I wrote not long ago about feeling ambivalent about having another child because I already feel so ill-equipped to deal with the one I have. It worked out well that around that time I had to write a piece on anger for the magazine I work on. I decided I would write my piece on toddler anger, and the feelings it inspired in me. This is my piece.
Anger. Every human has experienced it at some point or another. We probably all feel it at least once a day, sometimes many instances in just one afternoon. As a middle school teacher, I considered myself an expert in the field of anger. Each day, I’m exposed to student frustration, parental ire, and teacher exasperation. In the hormone-saturated halls of middle school, anger is a common occurrence. Then, my daughter became a toddler and I realized I didn’t know jack about anger. I was about to be schooled.
Anger is a base emotion. It’s impossible to avoid anger entirely; the only thing we can control is how we react to it. As adults, we’ve (hopefully) acquired a few tools to better handle our anger; when we get mad, we can usually control our feelings or at least express them in a socially acceptable way. Toddlers, unfortunately, have yet to acquire these tools. When a toddler gets angry, those around him are privy to this powerful emotion at its most extreme
Watching a toddler have a tantrum is like observing anger in its natural habitat. Toddler anger is raw, unbridled, visceral, severe and totally overwhelming. Toddler anger is a full body experience, for both child and parent: we hear the screams, we see the thrashing, we feel the hits, scratches and kicks, we taste the sweat and tears, and we smell the desperation. No one has endured a true outburst of anger until they’ve experienced a toddler in complete meltdown mode.
At the tender age of one and a half, my daughter is incredibly susceptible to outbursts of anger. Pretty much anything can trigger her rage. Daily necessities like diaper changes, donning a jacket (or socks, shoes, or any article of clothing, for that matter), even leaving all but one or two stuffed friends at home can provoke her fury. If she is faced with an actual affront—like say, a toy is taken away—the offending party is guaranteed a hurricane of rage will be unleashed, probably on them. Sometimes it feels like I’m living with an unstable element, a ticking time bomb poised to go off at anytime, without prior warning.
Most of the time I’m pretty calm in the face of my daughter’s outbursts. While it may be the minor leagues, eight years in a middle school classroom has taught me a thing or two about keeping my cool. I’m relatively good at approaching my daughter with slow movements and a gentle voice, even when she’s splayed on the dirty floor at Safeway. I’m also fairly adept at swooping in to prevent her flailing from causing herself—or others—harm; I’ve even managed to keep her head from crashing against the concrete on a few occasions.
Yes, most of the time, when faced with the unbridled rage of my offspring, I can use my adult tools to contain my own anger.

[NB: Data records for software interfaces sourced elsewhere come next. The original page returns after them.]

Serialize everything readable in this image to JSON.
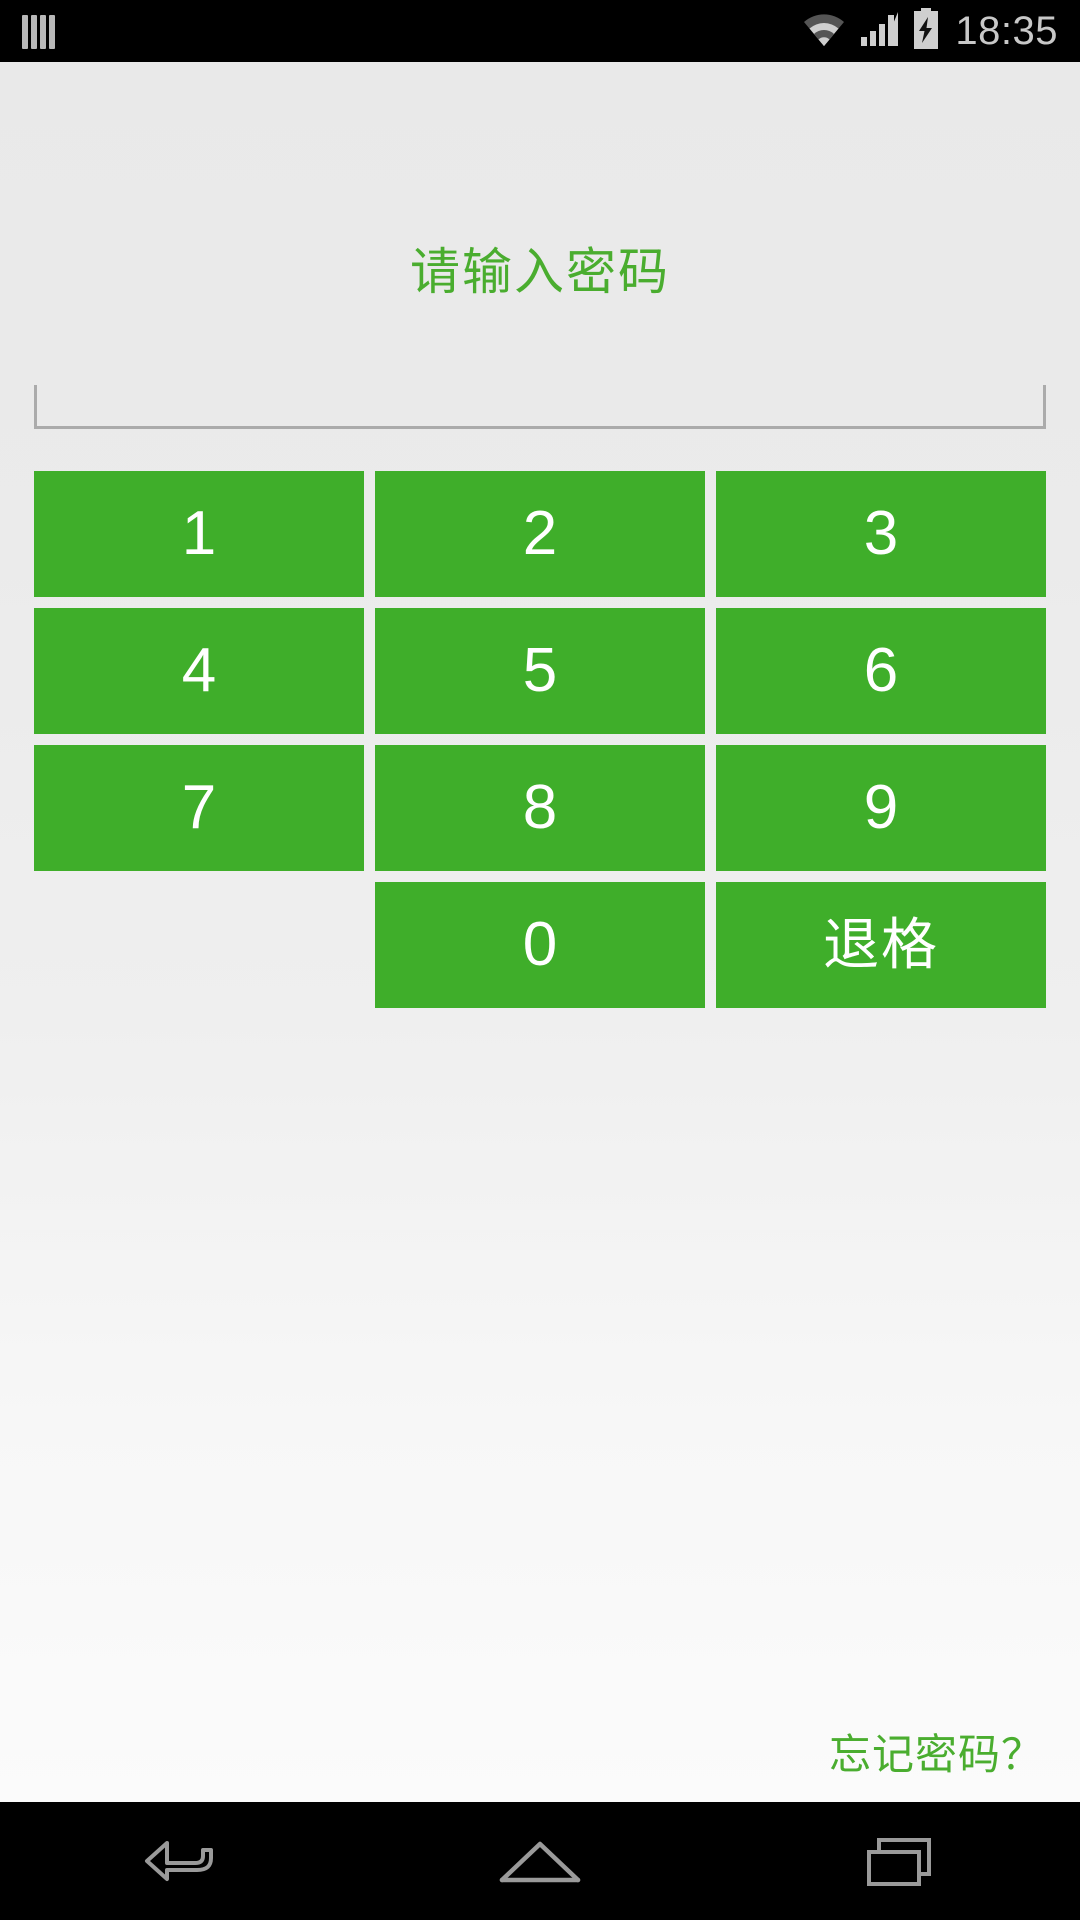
{
  "status_bar": {
    "notification_icon": "bars-notification-icon",
    "wifi_icon": "wifi-icon",
    "signal_icon": "cellular-signal-icon",
    "battery_icon": "battery-charging-icon",
    "time": "18:35"
  },
  "screen": {
    "title": "请输入密码",
    "password": {
      "value": "",
      "placeholder": ""
    },
    "keypad": [
      {
        "label": "1",
        "name": "key-1"
      },
      {
        "label": "2",
        "name": "key-2"
      },
      {
        "label": "3",
        "name": "key-3"
      },
      {
        "label": "4",
        "name": "key-4"
      },
      {
        "label": "5",
        "name": "key-5"
      },
      {
        "label": "6",
        "name": "key-6"
      },
      {
        "label": "7",
        "name": "key-7"
      },
      {
        "label": "8",
        "name": "key-8"
      },
      {
        "label": "9",
        "name": "key-9"
      },
      {
        "label": "",
        "name": "key-blank"
      },
      {
        "label": "0",
        "name": "key-0"
      },
      {
        "label": "退格",
        "name": "key-backspace"
      }
    ],
    "forgot_password": "忘记密码？"
  },
  "nav_bar": {
    "back": "back-icon",
    "home": "home-icon",
    "recents": "recents-icon"
  },
  "colors": {
    "key_green": "#3fae2a",
    "text_green": "#4aad2f",
    "status_bar_bg": "#000000",
    "content_bg": "#ededed",
    "input_underline": "#ababab"
  }
}
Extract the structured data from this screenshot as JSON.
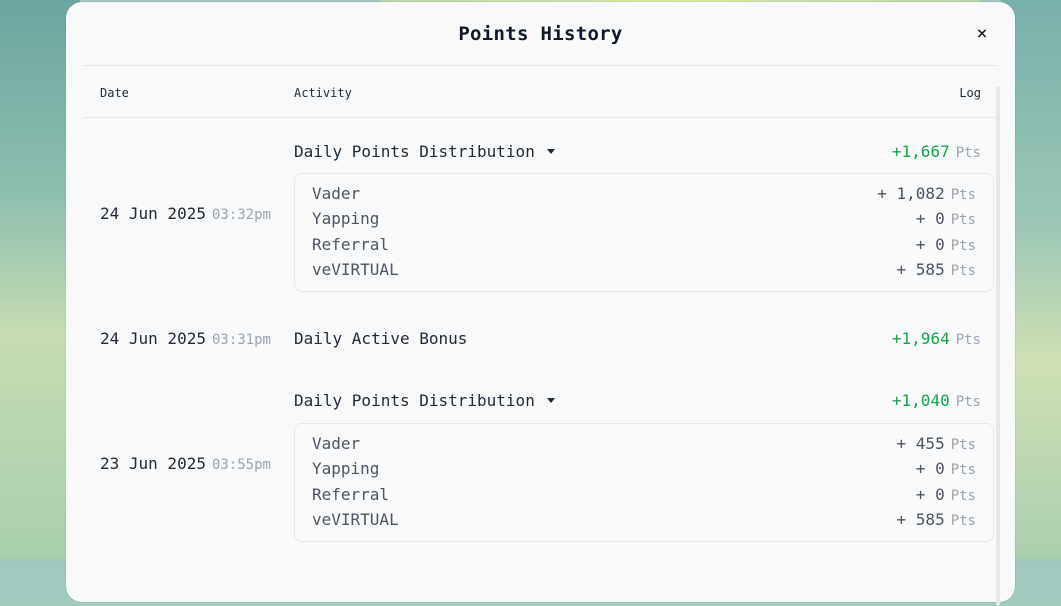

There is only one situation when I feel it getting away from me, when I worry her rage will spur my own. That is when my daughter hits me. When my daughter purposefully slaps me across the face, I get really, really upset.
I’m not talking about the hitting, scratching and kicking that happen during a tantrum. I’m not referring to the uncontrollable movements of my daughter in her sub-human fits of rage. I’m talking about that moment when my little girl, calmly and coolly stares me straight in the face before slapping me with everything she’s got. That kind of deliberate violence against me is the one situation that triggers my own anger, and sometimes it’s intense.
I know that my daughter doesn’t understand what she’s doing; at least not in the way I understand it. I know she doesn’t grasp the severity of her actions. My rational brain is absolutely aware of that, but when my daughter hits me, it’s like my reaction-synapses detour my rational brain completely, bursting out of the anger-gate without looking back. I truly believe there is an evolutionarily remnant in all of us that reacts viscerally to deliberate violence against our person. Something inside of me screams, No! This must not be tolerated.
Of course, I’ve never acted on that anger. I’ve never met my daughter’s physical force with my own. But it has made me upset, incredibly so. And when I’m in a situation where I can’t just walk away from her, when I can’t create distance while keeping her safe, I feel at a genuine loss as to how to respond.
Maybe my reaction to my daughter’s deliberate hitting is understandable. Maybe all new mothers feel this during the initial assaults. Maybe this anger will dull over time, as my adult tools better perfect themselves to react accordingly. Or maybe it will always be this hard. Maybe when someone hits you, no matter whom they are, it will always trigger those base feelings of fight or flight. Whatever the case may be, I’m glad I’m getting these lessons now, because I’ve heard I don’t know anger from Adam until I’ve experienced the fury of a sixteen-year-old scorned.